"In my opinion we can now say it, it is clear that there is an association with the vaccine". What causes this reaction, however, we still do not know.
The regulator has consistently said the benefits outweigh the risks as it investigates 44 reports of an extremely rare brain clotting ailment known as cerebral venous sinus thrombosis (CVST) out of 9.2 million people in the European Economic Area who have received the AstraZeneca vaccine.
A senior official in the agency said in an interview published on Tuesday that there seemed to be a connection, although it was unclear how this happened.
These cases were spread across 2.8 million AstraZeneca vaccine doses injected, or just over one case per 100,000 doses.
"We are trying to get a precise picture of what is happening, to define in detail this syndrome due to the vaccine", Cavaleri said. A causal link with the vaccine is not proven, but is possible and further analysis is continuing, the agency said.
The EMA said the vaccine was not associated with an increase in the overall risk of blood clots, but may be associated with clots linked to very rare condition involving low levels of blood platelets (thromocytopenia).
Questions about serious blood clots in a tiny minority of cases have undermined confidence in the AstraZeneca vaccine.
So far in Ireland, over 203,000 doses of the AstraZeneca vaccine have now been administered.
An investigation is also underway in the United Kingdom, where researchers are looking at the possibility of links between the AstraZeneca vaccine and rare blood clots.
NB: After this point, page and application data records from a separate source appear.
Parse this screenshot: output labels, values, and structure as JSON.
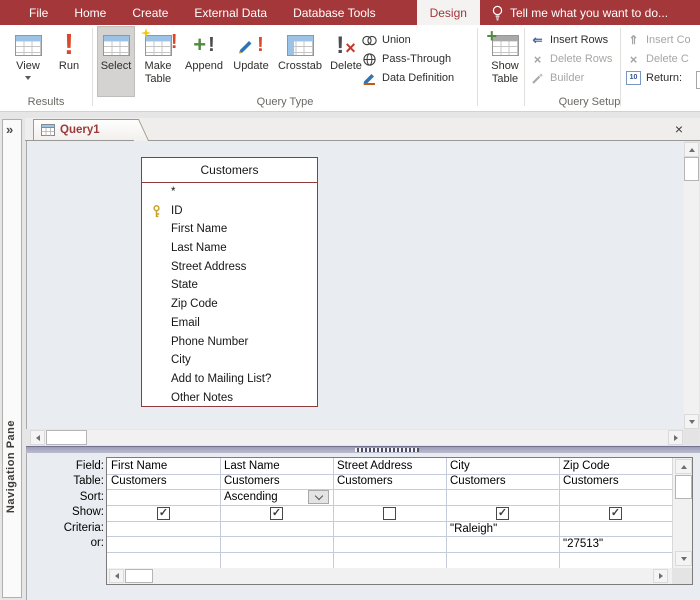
{
  "tabbar": {
    "file": "File",
    "home": "Home",
    "create": "Create",
    "external_data": "External Data",
    "database_tools": "Database Tools",
    "design": "Design",
    "tellme": "Tell me what you want to do..."
  },
  "ribbon": {
    "results": {
      "label": "Results",
      "view": "View",
      "run": "Run"
    },
    "query_type": {
      "label": "Query Type",
      "select": "Select",
      "make_table": "Make Table",
      "append": "Append",
      "update": "Update",
      "crosstab": "Crosstab",
      "delete": "Delete",
      "union": "Union",
      "pass_through": "Pass-Through",
      "data_definition": "Data Definition"
    },
    "query_setup": {
      "label": "Query Setup",
      "show_table": "Show Table",
      "insert_rows": "Insert Rows",
      "delete_rows": "Delete Rows",
      "builder": "Builder",
      "insert_columns": "Insert Co",
      "delete_columns": "Delete C",
      "return": "Return:",
      "return_icon_number": "10"
    }
  },
  "nav": {
    "label": "Navigation Pane",
    "expand": "»"
  },
  "document": {
    "tab_label": "Query1",
    "close": "×"
  },
  "field_list": {
    "title": "Customers",
    "fields": [
      {
        "name": "*",
        "key": false
      },
      {
        "name": "ID",
        "key": true
      },
      {
        "name": "First Name",
        "key": false
      },
      {
        "name": "Last Name",
        "key": false
      },
      {
        "name": "Street Address",
        "key": false
      },
      {
        "name": "State",
        "key": false
      },
      {
        "name": "Zip Code",
        "key": false
      },
      {
        "name": "Email",
        "key": false
      },
      {
        "name": "Phone Number",
        "key": false
      },
      {
        "name": "City",
        "key": false
      },
      {
        "name": "Add to Mailing List?",
        "key": false
      },
      {
        "name": "Other Notes",
        "key": false
      }
    ]
  },
  "grid": {
    "labels": {
      "field": "Field:",
      "table": "Table:",
      "sort": "Sort:",
      "show": "Show:",
      "criteria": "Criteria:",
      "or": "or:"
    },
    "columns": [
      {
        "field": "First Name",
        "table": "Customers",
        "sort": "",
        "show": true,
        "criteria": "",
        "or": ""
      },
      {
        "field": "Last Name",
        "table": "Customers",
        "sort": "Ascending",
        "show": true,
        "criteria": "",
        "or": ""
      },
      {
        "field": "Street Address",
        "table": "Customers",
        "sort": "",
        "show": false,
        "criteria": "",
        "or": ""
      },
      {
        "field": "City",
        "table": "Customers",
        "sort": "",
        "show": true,
        "criteria": "\"Raleigh\"",
        "or": ""
      },
      {
        "field": "Zip Code",
        "table": "Customers",
        "sort": "",
        "show": true,
        "criteria": "",
        "or": "\"27513\""
      }
    ]
  },
  "glyphs": {
    "check": "✓"
  },
  "colors": {
    "ribbon_red": "#a4373a",
    "field_list_border": "#8e3b3e",
    "grid_line": "#c5cbd8",
    "tab_text": "#9c3a38"
  }
}
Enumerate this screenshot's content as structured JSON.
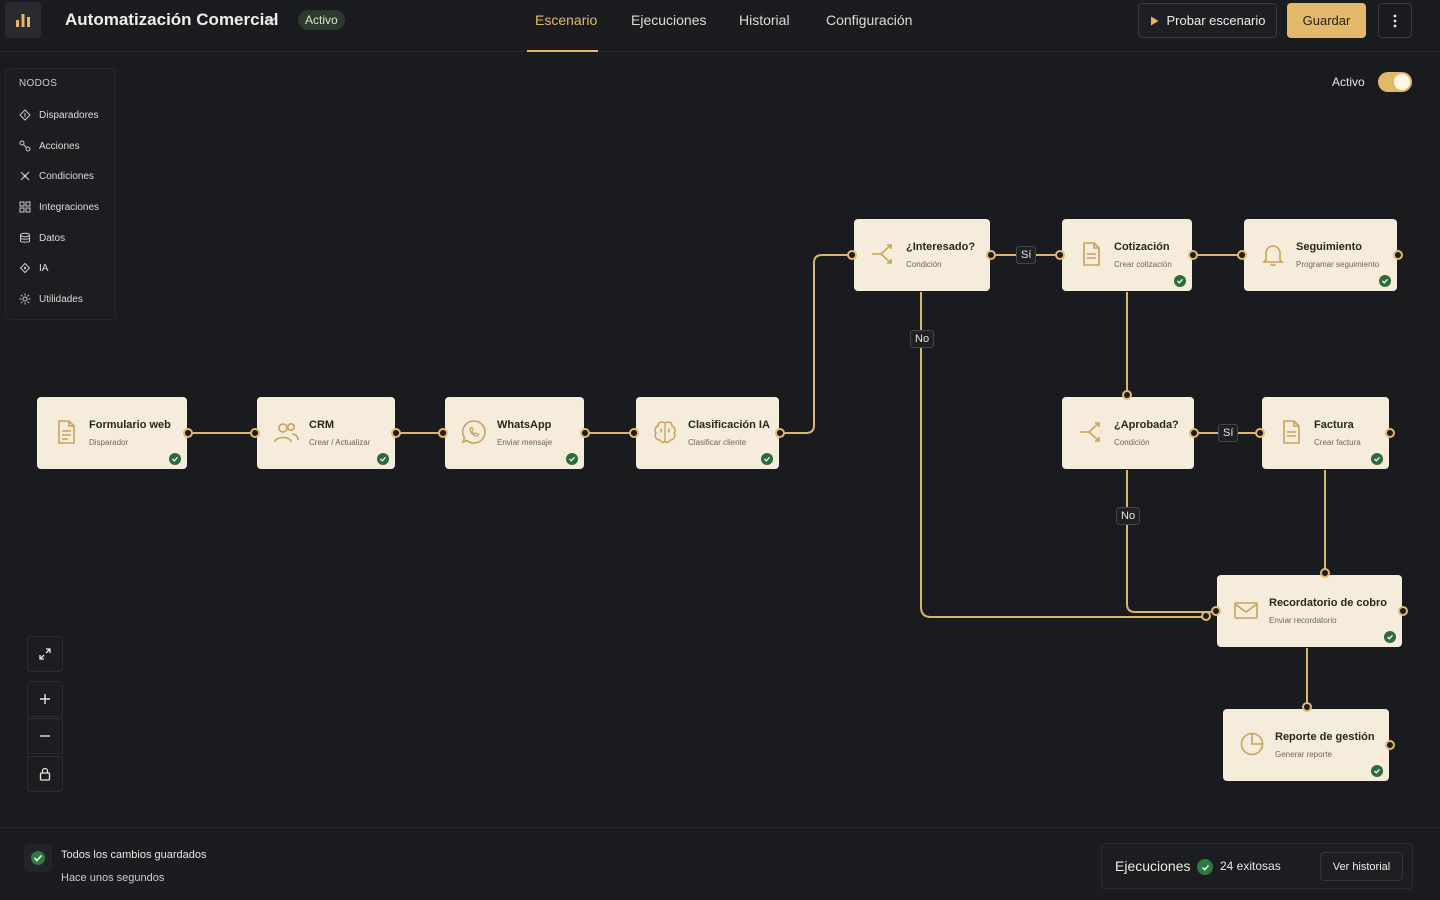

Many countries have already begun to restrict the use of the vaccine in younger people.
In total, the United Kingdom has ordered 457 million doses, of which 100 million are from AstraZeneca.
Twomey also blamed the slow rollout on a lack of co-ordination between the Australian national government and states, with the latter complaining about slower-than-expected distribution and a lack of certainty on vaccine supplies.
The EMA last week recommended that countries should keep using the AstraZeneca vaccine because the benefits outweighed the risks, as countries including Italy suspended their rollout of the jab. There have been seven deaths among the 30 cases.